How common is BPES?
The prevalence of BPES is unknown.
What genes are related to BPES?
Mutations in the FOXL2 gene cause BPES types I and II. The FOXL2 gene provides instructions for making a protein that is involved in the development of the eyelids and the ovaries before birth. The FOXL2 protein is also active in the ovaries throughout adult life.
Some FOXL2 gene mutations impair development of the eyelids only, while others also affect development of the ovaries. Mutations that affect the functioning of the FOXL2 protein in the eyelids and ovaries result in BPES type I. Mutations that affect the functioning of FOXL2 protein only in the eyelids result in BPES type II.
Approximately 12 percent of people with BPES do not have an identified FOXL2 gene mutation; the cause of the condition in these people is unknown.

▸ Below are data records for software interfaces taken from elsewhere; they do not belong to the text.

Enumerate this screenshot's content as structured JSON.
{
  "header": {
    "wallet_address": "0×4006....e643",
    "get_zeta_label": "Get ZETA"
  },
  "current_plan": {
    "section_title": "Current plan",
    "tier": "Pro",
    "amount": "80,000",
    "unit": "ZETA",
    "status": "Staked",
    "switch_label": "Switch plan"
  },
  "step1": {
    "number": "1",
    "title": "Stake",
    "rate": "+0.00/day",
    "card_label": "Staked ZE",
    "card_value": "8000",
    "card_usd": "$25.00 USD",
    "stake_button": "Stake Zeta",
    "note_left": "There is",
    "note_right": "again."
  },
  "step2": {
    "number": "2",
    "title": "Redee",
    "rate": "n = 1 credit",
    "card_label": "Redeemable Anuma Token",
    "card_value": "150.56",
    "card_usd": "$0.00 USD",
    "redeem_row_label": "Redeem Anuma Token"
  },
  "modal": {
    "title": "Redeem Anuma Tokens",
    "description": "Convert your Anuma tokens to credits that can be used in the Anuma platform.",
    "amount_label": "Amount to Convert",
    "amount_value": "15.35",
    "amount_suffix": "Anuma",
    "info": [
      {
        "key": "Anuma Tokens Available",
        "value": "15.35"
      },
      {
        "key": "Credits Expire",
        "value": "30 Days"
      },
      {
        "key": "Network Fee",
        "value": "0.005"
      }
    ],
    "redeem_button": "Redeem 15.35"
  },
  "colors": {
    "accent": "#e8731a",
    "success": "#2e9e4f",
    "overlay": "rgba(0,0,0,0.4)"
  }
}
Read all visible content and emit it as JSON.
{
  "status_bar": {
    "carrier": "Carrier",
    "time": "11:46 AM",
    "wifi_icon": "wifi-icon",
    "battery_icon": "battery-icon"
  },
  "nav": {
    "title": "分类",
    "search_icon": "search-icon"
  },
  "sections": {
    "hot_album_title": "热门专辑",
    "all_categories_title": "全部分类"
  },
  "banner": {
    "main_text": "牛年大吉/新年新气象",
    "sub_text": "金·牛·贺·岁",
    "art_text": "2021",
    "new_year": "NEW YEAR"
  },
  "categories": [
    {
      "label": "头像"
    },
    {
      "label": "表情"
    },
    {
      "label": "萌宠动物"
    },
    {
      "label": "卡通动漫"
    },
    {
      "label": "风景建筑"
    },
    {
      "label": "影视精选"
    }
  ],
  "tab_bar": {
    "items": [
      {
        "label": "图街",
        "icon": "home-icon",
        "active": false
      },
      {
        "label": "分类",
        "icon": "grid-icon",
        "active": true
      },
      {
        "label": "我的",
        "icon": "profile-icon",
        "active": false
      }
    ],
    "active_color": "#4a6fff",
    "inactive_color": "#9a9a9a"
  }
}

Read more about the FOXL2 gene.
How do people inherit BPES?
This condition is inherited in an autosomal dominant pattern, which means one copy of the altered gene in each cell is sufficient to cause the disorder.
In some cases, an affected person inherits the mutation from one affected parent. Other cases result from new mutations in the gene and occur in people with no history of the disorder in their family.
Where can I find information about diagnosis or management of BPES?
These resources address the diagnosis or management of BPES and may include treatment providers.
General information about the diagnosis and management of genetic conditions is available in the Handbook. Read more about genetic testing, particularly the difference between clinical tests and research tests.
To locate a healthcare provider, see How can I find a genetics professional in my area? in the Handbook.
Where can I find additional information about BPES?
You may find the following resources about BPES helpful. These materials are written for the general public.
You may also be interested in these resources, which are designed for healthcare professionals and researchers.
What other names do people use for BPES?
What if I still have specific questions about BPES?
Where can I find general information about genetic conditions?
The Handbook provides basic information about genetics in clear language.
These links provide additional genetics resources that may be useful.
What glossary definitions help with understanding BPES?
amblyopia ; autosomal ; autosomal dominant ; blepharophimosis ; cell ; gene ; infertility ; lazy eye ; mutation ; myopia ; nearsightedness ; ovarian ; prevalence ; protein ; ptosis ; strabismus ; syndrome
You may find definitions for these and many other terms in the Genetics Home Reference Glossary.
See also Understanding Medical Terminology.
References (7 links)
The resources on this site should not be used as a substitute for professional medical care or advice. Users seeking information about a personal genetic disease, syndrome, or condition should consult with a qualified healthcare professional. See How can I find a genetics professional in my area? in the Handbook.